I’m Not Scared, to refer to Salvatores’ period drama set in southern Italy’s beautiful and bountiful golden corn fields by its translated title, arrived in my department not long after reviews of its British release had made me want to see it. It took me two years to bring it home though, finally prompted by a project to re-catalogue foreign-language films to include details of subtitles, and I’m so glad I did. Pitched somewhere between Pan’s Labyrinth (but pre-dating it) and Terence Malick’s wondrous Days of Heaven, Io Non Ho Paura is both a visual feast and a moving coming-of-age drama, based around endless childhood summer days, kidnapping, near-poverty, and bicycle rides through the corn.
1. Children of Men, dir. Alfonso Cuaron
It’s ironic that of the three Mexican directors to establish themselves as major players in this decade, Alfonso Cuaron was probably the one who impressed me least initially; he’s now definitely my favorite. I enjoyed Y Tu Mama Tambien despite the “look! saucy foreigners!” reception it received in the UK, and I enjoyed his spin on Harry Potter despite my preconceptions of the franchise, but nothing prepared me for Children of Men.

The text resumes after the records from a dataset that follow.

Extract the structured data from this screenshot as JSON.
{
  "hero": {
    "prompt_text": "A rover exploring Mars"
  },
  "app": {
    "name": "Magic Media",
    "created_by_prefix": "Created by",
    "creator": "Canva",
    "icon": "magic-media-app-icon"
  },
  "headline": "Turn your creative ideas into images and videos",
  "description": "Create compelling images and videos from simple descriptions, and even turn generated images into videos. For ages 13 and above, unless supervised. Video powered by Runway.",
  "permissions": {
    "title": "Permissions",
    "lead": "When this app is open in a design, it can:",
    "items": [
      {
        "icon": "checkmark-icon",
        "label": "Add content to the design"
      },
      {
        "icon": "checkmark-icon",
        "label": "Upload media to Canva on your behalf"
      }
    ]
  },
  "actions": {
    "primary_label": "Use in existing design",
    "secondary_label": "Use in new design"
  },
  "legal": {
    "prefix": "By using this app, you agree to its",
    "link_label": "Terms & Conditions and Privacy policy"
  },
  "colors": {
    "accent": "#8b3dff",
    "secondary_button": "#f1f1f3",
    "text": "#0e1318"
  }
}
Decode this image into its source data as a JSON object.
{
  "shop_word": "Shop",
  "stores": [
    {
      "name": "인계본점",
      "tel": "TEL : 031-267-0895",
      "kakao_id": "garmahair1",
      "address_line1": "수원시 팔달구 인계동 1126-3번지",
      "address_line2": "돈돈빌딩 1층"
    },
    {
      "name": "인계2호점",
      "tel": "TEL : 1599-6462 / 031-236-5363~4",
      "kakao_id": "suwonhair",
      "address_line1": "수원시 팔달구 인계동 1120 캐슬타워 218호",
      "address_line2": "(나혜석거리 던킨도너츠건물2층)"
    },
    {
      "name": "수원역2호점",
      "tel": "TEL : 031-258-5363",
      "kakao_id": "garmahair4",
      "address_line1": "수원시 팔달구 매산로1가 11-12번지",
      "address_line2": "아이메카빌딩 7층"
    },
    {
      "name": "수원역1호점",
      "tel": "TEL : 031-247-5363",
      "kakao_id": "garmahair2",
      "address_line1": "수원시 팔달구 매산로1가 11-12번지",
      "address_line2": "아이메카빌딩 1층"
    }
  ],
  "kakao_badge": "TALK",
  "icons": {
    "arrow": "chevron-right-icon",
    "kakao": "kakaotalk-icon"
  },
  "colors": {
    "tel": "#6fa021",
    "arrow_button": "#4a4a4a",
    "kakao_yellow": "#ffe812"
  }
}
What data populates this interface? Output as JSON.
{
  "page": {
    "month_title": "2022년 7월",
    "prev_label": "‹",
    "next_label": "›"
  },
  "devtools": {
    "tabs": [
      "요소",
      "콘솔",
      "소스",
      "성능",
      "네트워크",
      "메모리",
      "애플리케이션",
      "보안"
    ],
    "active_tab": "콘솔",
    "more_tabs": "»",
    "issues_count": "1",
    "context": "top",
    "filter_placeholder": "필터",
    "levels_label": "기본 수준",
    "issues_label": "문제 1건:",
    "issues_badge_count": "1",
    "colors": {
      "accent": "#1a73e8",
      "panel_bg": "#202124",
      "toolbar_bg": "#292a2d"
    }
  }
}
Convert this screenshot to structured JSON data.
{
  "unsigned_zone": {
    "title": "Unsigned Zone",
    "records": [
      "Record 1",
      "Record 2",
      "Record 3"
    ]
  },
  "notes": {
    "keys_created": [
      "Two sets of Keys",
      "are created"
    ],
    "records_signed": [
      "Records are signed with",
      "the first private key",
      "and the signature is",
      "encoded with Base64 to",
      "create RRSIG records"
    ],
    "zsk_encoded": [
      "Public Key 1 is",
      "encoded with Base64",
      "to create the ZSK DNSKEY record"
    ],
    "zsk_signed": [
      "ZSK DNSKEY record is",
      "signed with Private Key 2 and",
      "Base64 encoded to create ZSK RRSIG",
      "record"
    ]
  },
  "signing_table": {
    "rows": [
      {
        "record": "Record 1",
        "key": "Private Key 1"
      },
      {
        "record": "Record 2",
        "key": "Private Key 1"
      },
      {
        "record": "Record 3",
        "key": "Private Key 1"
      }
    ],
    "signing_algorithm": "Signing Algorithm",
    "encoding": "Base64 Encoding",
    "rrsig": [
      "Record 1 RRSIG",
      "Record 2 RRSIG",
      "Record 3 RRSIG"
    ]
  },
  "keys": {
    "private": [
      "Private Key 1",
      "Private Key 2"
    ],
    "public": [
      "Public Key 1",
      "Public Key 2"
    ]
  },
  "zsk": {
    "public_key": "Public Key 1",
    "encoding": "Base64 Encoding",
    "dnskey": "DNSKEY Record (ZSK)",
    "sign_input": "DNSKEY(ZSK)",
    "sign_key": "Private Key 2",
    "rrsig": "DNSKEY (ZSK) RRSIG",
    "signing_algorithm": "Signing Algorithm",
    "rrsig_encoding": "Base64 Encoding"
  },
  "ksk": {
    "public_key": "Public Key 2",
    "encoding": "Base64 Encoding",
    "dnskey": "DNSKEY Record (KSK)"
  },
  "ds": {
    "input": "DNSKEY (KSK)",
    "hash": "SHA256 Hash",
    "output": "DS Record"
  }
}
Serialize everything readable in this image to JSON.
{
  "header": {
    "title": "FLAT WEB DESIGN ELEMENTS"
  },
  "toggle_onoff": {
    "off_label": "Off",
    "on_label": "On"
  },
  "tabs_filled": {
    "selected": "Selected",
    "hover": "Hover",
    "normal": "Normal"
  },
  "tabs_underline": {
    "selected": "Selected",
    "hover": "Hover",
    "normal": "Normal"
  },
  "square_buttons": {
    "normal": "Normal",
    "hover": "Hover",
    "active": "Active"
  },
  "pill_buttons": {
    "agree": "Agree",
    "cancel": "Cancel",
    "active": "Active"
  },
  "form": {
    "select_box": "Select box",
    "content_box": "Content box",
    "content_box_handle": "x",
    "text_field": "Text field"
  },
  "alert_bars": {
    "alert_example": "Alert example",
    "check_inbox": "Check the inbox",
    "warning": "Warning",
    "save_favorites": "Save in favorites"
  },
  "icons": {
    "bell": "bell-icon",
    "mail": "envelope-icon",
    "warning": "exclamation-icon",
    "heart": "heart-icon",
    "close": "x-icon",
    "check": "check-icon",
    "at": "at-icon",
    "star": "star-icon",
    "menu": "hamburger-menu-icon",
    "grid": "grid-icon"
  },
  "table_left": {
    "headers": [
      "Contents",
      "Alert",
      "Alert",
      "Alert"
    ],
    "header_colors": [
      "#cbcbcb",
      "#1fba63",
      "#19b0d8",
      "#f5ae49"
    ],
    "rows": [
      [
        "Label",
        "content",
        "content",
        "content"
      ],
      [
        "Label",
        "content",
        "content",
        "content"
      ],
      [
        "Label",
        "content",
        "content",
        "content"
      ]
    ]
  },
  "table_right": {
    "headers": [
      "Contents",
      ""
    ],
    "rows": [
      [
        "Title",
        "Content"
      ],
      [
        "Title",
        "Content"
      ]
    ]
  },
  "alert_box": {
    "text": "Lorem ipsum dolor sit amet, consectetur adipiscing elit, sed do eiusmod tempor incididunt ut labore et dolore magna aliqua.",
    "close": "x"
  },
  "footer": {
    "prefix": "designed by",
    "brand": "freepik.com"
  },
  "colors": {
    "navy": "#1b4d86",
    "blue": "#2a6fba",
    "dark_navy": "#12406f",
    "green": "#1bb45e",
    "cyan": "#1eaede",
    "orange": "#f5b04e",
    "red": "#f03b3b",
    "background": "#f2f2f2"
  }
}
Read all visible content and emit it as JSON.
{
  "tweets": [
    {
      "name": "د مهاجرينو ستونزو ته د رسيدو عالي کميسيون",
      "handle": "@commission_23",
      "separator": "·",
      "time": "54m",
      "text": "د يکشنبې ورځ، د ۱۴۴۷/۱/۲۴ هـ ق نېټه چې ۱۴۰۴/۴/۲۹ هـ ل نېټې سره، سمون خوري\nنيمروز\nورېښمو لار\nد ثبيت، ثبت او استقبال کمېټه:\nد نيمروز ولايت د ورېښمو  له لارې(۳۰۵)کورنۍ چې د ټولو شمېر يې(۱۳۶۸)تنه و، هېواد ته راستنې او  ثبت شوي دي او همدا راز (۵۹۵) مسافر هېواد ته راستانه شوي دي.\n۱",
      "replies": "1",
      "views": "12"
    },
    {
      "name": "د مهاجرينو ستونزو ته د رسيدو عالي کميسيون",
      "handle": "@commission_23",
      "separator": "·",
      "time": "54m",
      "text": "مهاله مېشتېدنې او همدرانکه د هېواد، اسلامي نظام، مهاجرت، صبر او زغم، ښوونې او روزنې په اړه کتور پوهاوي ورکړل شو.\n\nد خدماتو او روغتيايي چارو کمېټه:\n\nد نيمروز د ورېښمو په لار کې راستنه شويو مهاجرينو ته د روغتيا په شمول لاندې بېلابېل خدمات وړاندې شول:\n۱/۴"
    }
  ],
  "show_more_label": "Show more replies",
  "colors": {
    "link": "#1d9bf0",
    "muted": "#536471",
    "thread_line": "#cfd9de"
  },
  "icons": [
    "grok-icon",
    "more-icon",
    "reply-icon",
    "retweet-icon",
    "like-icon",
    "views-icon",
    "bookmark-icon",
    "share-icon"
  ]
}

Perhaps it’s that his dystopia is so very British—recognizable (if aged) news anchors, dope-smoking hippies, downtrodden bureaucrats, Pink Floyd iconography, grey seaside towns—as well as so compellingly complete in its scope, without ever spoon-feeding the audience with contextual exegesis. The cinematography is exceptional, the dialogue and performances touched with realism, and the plot, though simple, decorated with so many exquisite moments and set-pieces that repeated viewing is a must. I was so impressed with this at the cinema that I not only ordered it for the department, I also bought the two-disc version (with comments by Slavoj Zizek!) for myself.
Hardware, dir. Richard Stanley
Of course there are some stinkers in the office—many of them loveless French “erotic dramas”—and I have been victim to more than my fair share of them either through unscrupulous recommendations, idiotic and self-flagellatory curiosity, or pure unavoidability. Hardware, despite a quote from The Face on the cover proclaiming it “Terminator for the nineties,” is by far the worst, and I blame my friend and ex-colleague Billy for making me watch it.
A disgusting, cheesy, amoral, Iggy Pop-starring sci-fi horror directed by music-video veteran Richard Stanley, it tells the tale of a killer robot which, through a pointlessly convoluted plot, ends up trapped in a flat with a hapless female would-be-victim, whom the killer robot (called Mark 13) repeatedly tries to rape. Nice, eh? Hardware also features a cameo from Carl McCoy, Fields Of The Nephilim frontman, plus a soundtrack including Motorhead, Iggy himself (his role is minor), and Public Image Limited. As horrendous as you can possibly imagine.
By: Nick Southall
Published on: 2007-04-12